> _About this task_
Look through the entries that follow and return each line that has the string "zoom".

### Extracted material ###

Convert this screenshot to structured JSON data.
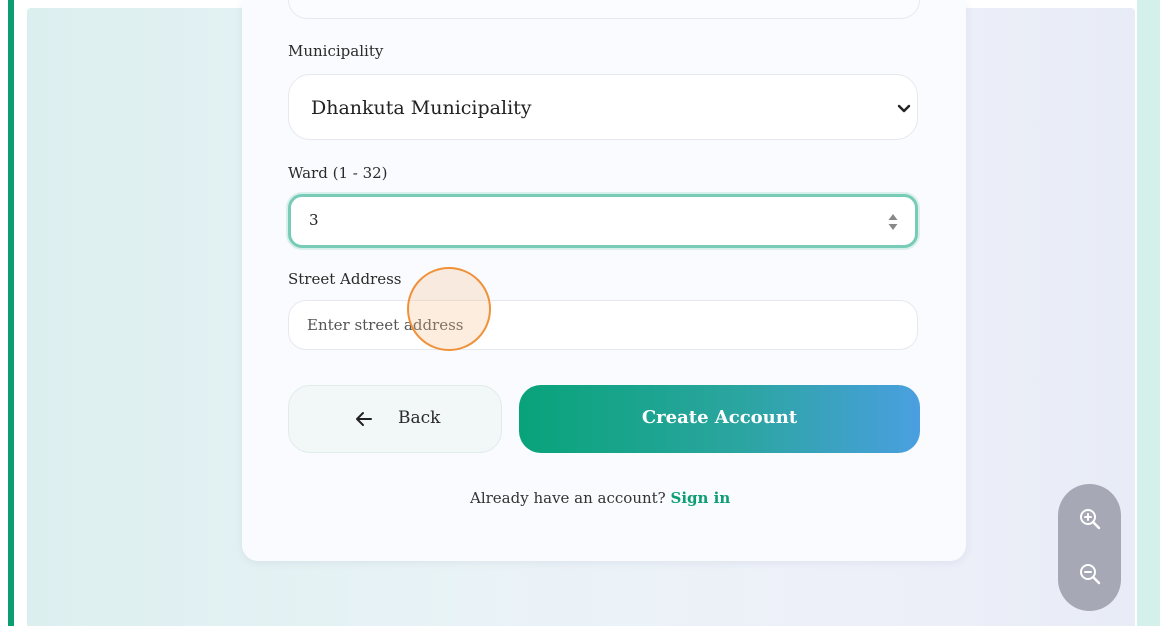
{
  "form": {
    "municipality": {
      "label": "Municipality",
      "selected": "Dhankuta Municipality"
    },
    "ward": {
      "label": "Ward (1 - 32)",
      "value": "3"
    },
    "street": {
      "label": "Street Address",
      "placeholder": "Enter street address"
    }
  },
  "actions": {
    "back_label": "Back",
    "create_label": "Create Account"
  },
  "footer": {
    "prompt": "Already have an account?",
    "signin_label": "Sign in"
  },
  "zoom": {
    "in_icon": "zoom-in-icon",
    "out_icon": "zoom-out-icon"
  },
  "colors": {
    "accent": "#0a9e72",
    "gradient_start": "#08a37a",
    "gradient_end": "#4a9fe0",
    "focus_ring": "#78cbb6",
    "click_indicator": "#f0913a"
  }
}
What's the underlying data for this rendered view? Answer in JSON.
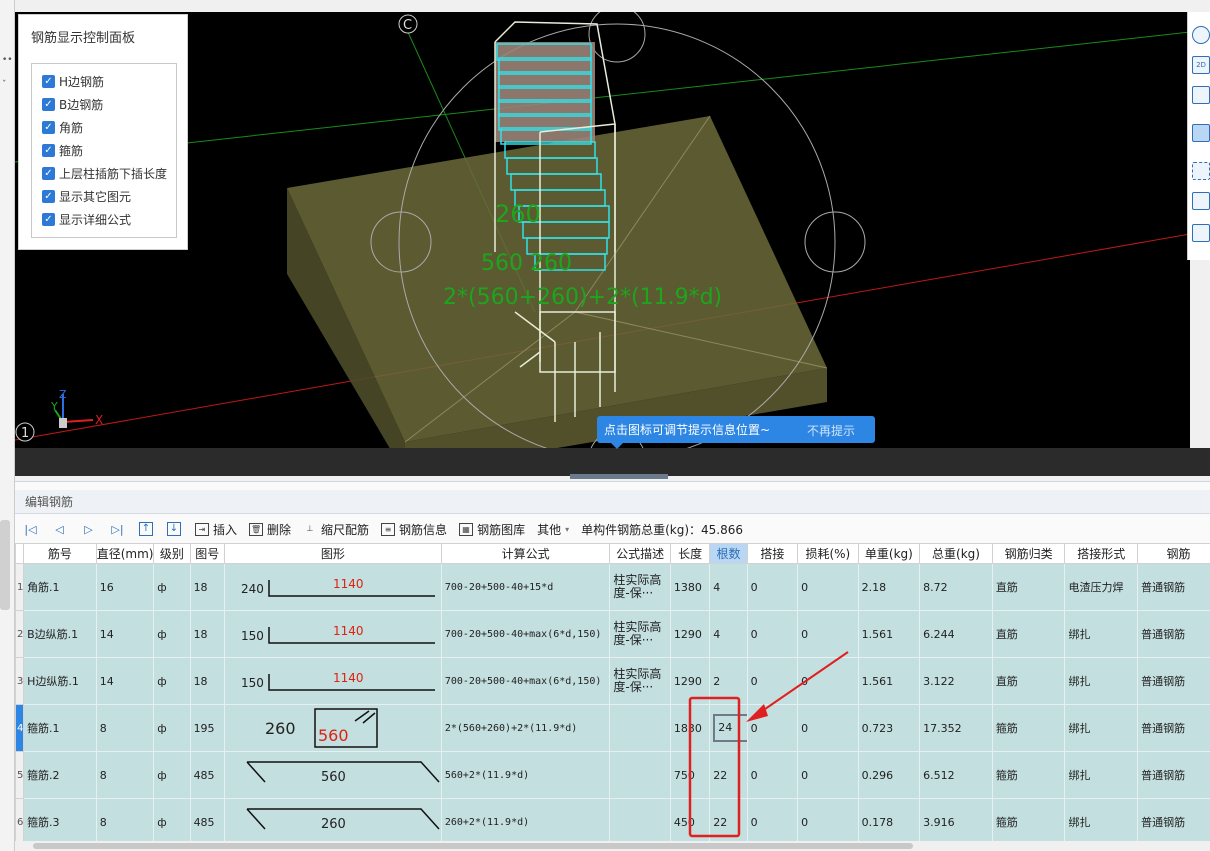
{
  "control_panel": {
    "title": "钢筋显示控制面板",
    "options": [
      {
        "label": "H边钢筋",
        "checked": true
      },
      {
        "label": "B边钢筋",
        "checked": true
      },
      {
        "label": "角筋",
        "checked": true
      },
      {
        "label": "箍筋",
        "checked": true
      },
      {
        "label": "上层柱插筋下插长度",
        "checked": true
      },
      {
        "label": "显示其它图元",
        "checked": true
      },
      {
        "label": "显示详细公式",
        "checked": true
      }
    ]
  },
  "viewport": {
    "axis_label_c": "C",
    "axis_label_1": "1",
    "axis_x": "X",
    "axis_y": "Y",
    "axis_z": "Z",
    "dim_260": "260",
    "dim_560_260": "560   260",
    "dim_formula": "2*(560+260)+2*(11.9*d)"
  },
  "tooltip": {
    "text": "点击图标可调节提示信息位置~",
    "dismiss": "不再提示"
  },
  "panel": {
    "title": "编辑钢筋",
    "toolbar": {
      "insert": "插入",
      "delete": "删除",
      "scale": "缩尺配筋",
      "info": "钢筋信息",
      "library": "钢筋图库",
      "other": "其他",
      "total_weight": "单构件钢筋总重(kg)：45.866"
    },
    "columns": [
      "筋号",
      "直径(mm)",
      "级别",
      "图号",
      "图形",
      "计算公式",
      "公式描述",
      "长度",
      "根数",
      "搭接",
      "损耗(%)",
      "单重(kg)",
      "总重(kg)",
      "钢筋归类",
      "搭接形式",
      "钢筋"
    ],
    "rows": [
      {
        "no": "1",
        "name": "角筋.1",
        "dia": "16",
        "grade": "ф",
        "fig": "18",
        "shape_left": "240",
        "shape_mid": "1140",
        "formula": "700-20+500-40+15*d",
        "desc": "柱实际高度-保···",
        "length": "1380",
        "count": "4",
        "lap": "0",
        "loss": "0",
        "unit_w": "2.18",
        "total_w": "8.72",
        "cat": "直筋",
        "lap_type": "电渣压力焊",
        "kind": "普通钢筋"
      },
      {
        "no": "2",
        "name": "B边纵筋.1",
        "dia": "14",
        "grade": "ф",
        "fig": "18",
        "shape_left": "150",
        "shape_mid": "1140",
        "formula": "700-20+500-40+max(6*d,150)",
        "desc": "柱实际高度-保···",
        "length": "1290",
        "count": "4",
        "lap": "0",
        "loss": "0",
        "unit_w": "1.561",
        "total_w": "6.244",
        "cat": "直筋",
        "lap_type": "绑扎",
        "kind": "普通钢筋"
      },
      {
        "no": "3",
        "name": "H边纵筋.1",
        "dia": "14",
        "grade": "ф",
        "fig": "18",
        "shape_left": "150",
        "shape_mid": "1140",
        "formula": "700-20+500-40+max(6*d,150)",
        "desc": "柱实际高度-保···",
        "length": "1290",
        "count": "2",
        "lap": "0",
        "loss": "0",
        "unit_w": "1.561",
        "total_w": "3.122",
        "cat": "直筋",
        "lap_type": "绑扎",
        "kind": "普通钢筋"
      },
      {
        "no": "4",
        "name": "箍筋.1",
        "dia": "8",
        "grade": "ф",
        "fig": "195",
        "shape_left": "260",
        "shape_mid": "560",
        "formula": "2*(560+260)+2*(11.9*d)",
        "desc": "",
        "length": "1830",
        "count": "24",
        "lap": "0",
        "loss": "0",
        "unit_w": "0.723",
        "total_w": "17.352",
        "cat": "箍筋",
        "lap_type": "绑扎",
        "kind": "普通钢筋"
      },
      {
        "no": "5",
        "name": "箍筋.2",
        "dia": "8",
        "grade": "ф",
        "fig": "485",
        "shape_left": "",
        "shape_mid": "560",
        "formula": "560+2*(11.9*d)",
        "desc": "",
        "length": "750",
        "count": "22",
        "lap": "0",
        "loss": "0",
        "unit_w": "0.296",
        "total_w": "6.512",
        "cat": "箍筋",
        "lap_type": "绑扎",
        "kind": "普通钢筋"
      },
      {
        "no": "6",
        "name": "箍筋.3",
        "dia": "8",
        "grade": "ф",
        "fig": "485",
        "shape_left": "",
        "shape_mid": "260",
        "formula": "260+2*(11.9*d)",
        "desc": "",
        "length": "450",
        "count": "22",
        "lap": "0",
        "loss": "0",
        "unit_w": "0.178",
        "total_w": "3.916",
        "cat": "箍筋",
        "lap_type": "绑扎",
        "kind": "普通钢筋"
      }
    ]
  },
  "colors": {
    "accent": "#2d86e3",
    "row_bg": "#c4dfe0",
    "annotation_red": "#e02020",
    "rebar_cyan": "#33e0e8",
    "foundation": "#6b6a3a"
  }
}
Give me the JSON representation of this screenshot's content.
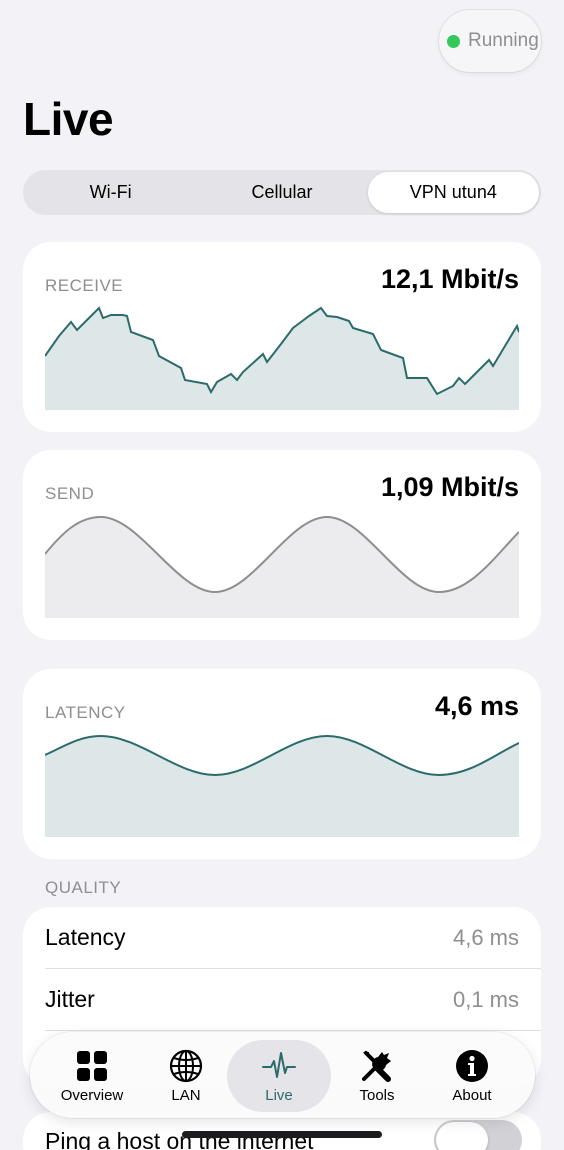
{
  "status": {
    "label": "Running",
    "color": "#34c759"
  },
  "page": {
    "title": "Live"
  },
  "segments": {
    "items": [
      "Wi-Fi",
      "Cellular",
      "VPN utun4"
    ],
    "selected": "VPN utun4"
  },
  "metrics": {
    "receive": {
      "label": "RECEIVE",
      "value": "12,1 Mbit/s",
      "color": "#2c6b6b"
    },
    "send": {
      "label": "SEND",
      "value": "1,09 Mbit/s",
      "color": "#8e8e8e"
    },
    "latency": {
      "label": "LATENCY",
      "value": "4,6 ms",
      "color": "#2c6b6b"
    }
  },
  "quality": {
    "header": "QUALITY",
    "rows": [
      {
        "label": "Latency",
        "value": "4,6 ms"
      },
      {
        "label": "Jitter",
        "value": "0,1 ms"
      }
    ]
  },
  "ping": {
    "label": "Ping a host on the internet",
    "toggle_on": false
  },
  "tabbar": {
    "items": [
      {
        "label": "Overview",
        "icon": "grid-icon"
      },
      {
        "label": "LAN",
        "icon": "globe-icon"
      },
      {
        "label": "Live",
        "icon": "pulse-icon"
      },
      {
        "label": "Tools",
        "icon": "tools-icon"
      },
      {
        "label": "About",
        "icon": "info-icon"
      }
    ],
    "active": "Live",
    "accent": "#2c6b6b"
  }
}
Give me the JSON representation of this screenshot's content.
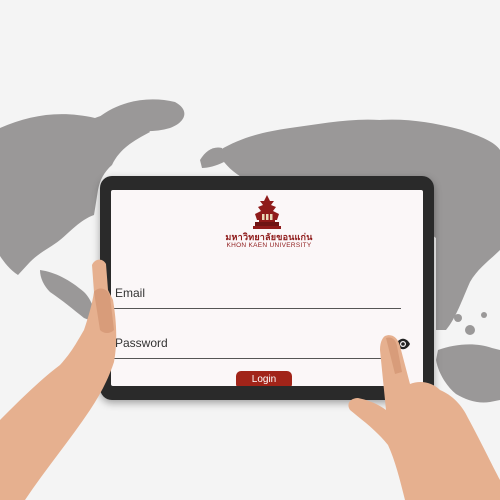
{
  "university": {
    "name_thai": "มหาวิทยาลัยขอนแก่น",
    "name_english": "KHON KAEN UNIVERSITY"
  },
  "form": {
    "email_label": "Email",
    "password_label": "Password",
    "login_label": "Login"
  },
  "icons": {
    "password_toggle": "eye-icon",
    "logo": "university-emblem-icon"
  },
  "colors": {
    "brand": "#8f1b1b",
    "button": "#a12419"
  }
}
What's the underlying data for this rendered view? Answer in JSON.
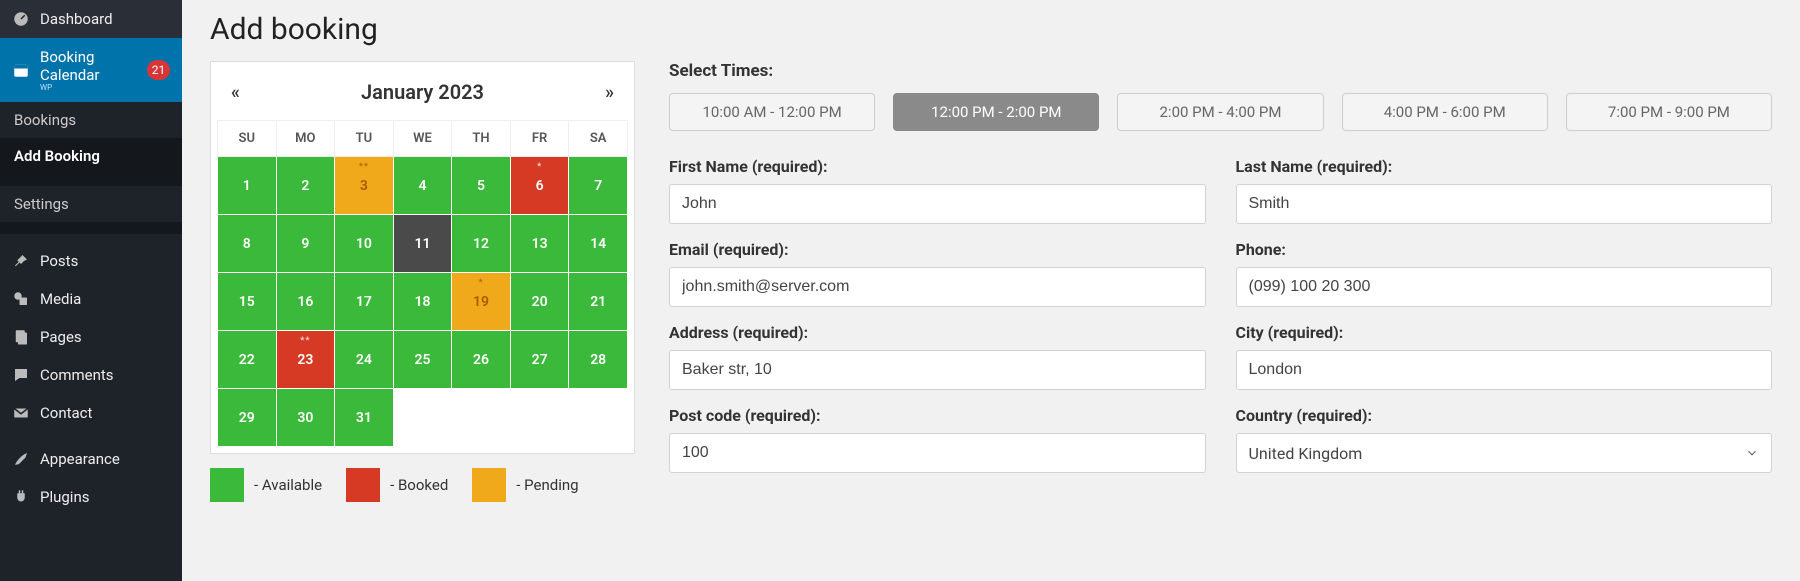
{
  "sidebar": {
    "items": [
      {
        "icon": "dashboard",
        "label": "Dashboard",
        "state": "normal"
      },
      {
        "icon": "calendar",
        "label": "Booking Calendar",
        "sub": "WP",
        "state": "active",
        "badge": "21"
      }
    ],
    "subnav": [
      {
        "label": "Bookings",
        "state": "normal"
      },
      {
        "label": "Add Booking",
        "state": "current"
      }
    ],
    "settings": {
      "label": "Settings"
    },
    "items2": [
      {
        "icon": "pin",
        "label": "Posts"
      },
      {
        "icon": "media",
        "label": "Media"
      },
      {
        "icon": "page",
        "label": "Pages"
      },
      {
        "icon": "comment",
        "label": "Comments"
      },
      {
        "icon": "mail",
        "label": "Contact"
      }
    ],
    "items3": [
      {
        "icon": "brush",
        "label": "Appearance"
      },
      {
        "icon": "plug",
        "label": "Plugins"
      }
    ]
  },
  "page": {
    "title": "Add booking"
  },
  "calendar": {
    "title": "January 2023",
    "weekdays": [
      "SU",
      "MO",
      "TU",
      "WE",
      "TH",
      "FR",
      "SA"
    ],
    "weeks": [
      [
        {
          "day": "1",
          "status": "available"
        },
        {
          "day": "2",
          "status": "available"
        },
        {
          "day": "3",
          "status": "pending",
          "dots": "**"
        },
        {
          "day": "4",
          "status": "available"
        },
        {
          "day": "5",
          "status": "available"
        },
        {
          "day": "6",
          "status": "booked",
          "dots": "*"
        },
        {
          "day": "7",
          "status": "available"
        }
      ],
      [
        {
          "day": "8",
          "status": "available"
        },
        {
          "day": "9",
          "status": "available"
        },
        {
          "day": "10",
          "status": "available"
        },
        {
          "day": "11",
          "status": "greyed"
        },
        {
          "day": "12",
          "status": "available"
        },
        {
          "day": "13",
          "status": "available"
        },
        {
          "day": "14",
          "status": "available"
        }
      ],
      [
        {
          "day": "15",
          "status": "available"
        },
        {
          "day": "16",
          "status": "available"
        },
        {
          "day": "17",
          "status": "available"
        },
        {
          "day": "18",
          "status": "available"
        },
        {
          "day": "19",
          "status": "pending",
          "dots": "*"
        },
        {
          "day": "20",
          "status": "available"
        },
        {
          "day": "21",
          "status": "available"
        }
      ],
      [
        {
          "day": "22",
          "status": "available"
        },
        {
          "day": "23",
          "status": "booked",
          "dots": "**"
        },
        {
          "day": "24",
          "status": "available"
        },
        {
          "day": "25",
          "status": "available"
        },
        {
          "day": "26",
          "status": "available"
        },
        {
          "day": "27",
          "status": "available"
        },
        {
          "day": "28",
          "status": "available"
        }
      ],
      [
        {
          "day": "29",
          "status": "available"
        },
        {
          "day": "30",
          "status": "available"
        },
        {
          "day": "31",
          "status": "available"
        },
        {
          "day": "",
          "status": "empty"
        },
        {
          "day": "",
          "status": "empty"
        },
        {
          "day": "",
          "status": "empty"
        },
        {
          "day": "",
          "status": "empty"
        }
      ]
    ],
    "legend": {
      "available": "- Available",
      "booked": "- Booked",
      "pending": "- Pending"
    }
  },
  "form": {
    "select_times_label": "Select Times:",
    "slots": [
      {
        "label": "10:00 AM - 12:00 PM",
        "active": false
      },
      {
        "label": "12:00 PM - 2:00 PM",
        "active": true
      },
      {
        "label": "2:00 PM - 4:00 PM",
        "active": false
      },
      {
        "label": "4:00 PM - 6:00 PM",
        "active": false
      },
      {
        "label": "7:00 PM - 9:00 PM",
        "active": false
      }
    ],
    "first_name": {
      "label": "First Name (required):",
      "value": "John"
    },
    "last_name": {
      "label": "Last Name (required):",
      "value": "Smith"
    },
    "email": {
      "label": "Email (required):",
      "value": "john.smith@server.com"
    },
    "phone": {
      "label": "Phone:",
      "value": "(099) 100 20 300"
    },
    "address": {
      "label": "Address (required):",
      "value": "Baker str, 10"
    },
    "city": {
      "label": "City (required):",
      "value": "London"
    },
    "postcode": {
      "label": "Post code (required):",
      "value": "100"
    },
    "country": {
      "label": "Country (required):",
      "value": "United Kingdom"
    }
  }
}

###

> _Your response_
  "zoom": {
    "in_icon": "zoom-in-icon",
    "out_icon": "zoom-out-icon"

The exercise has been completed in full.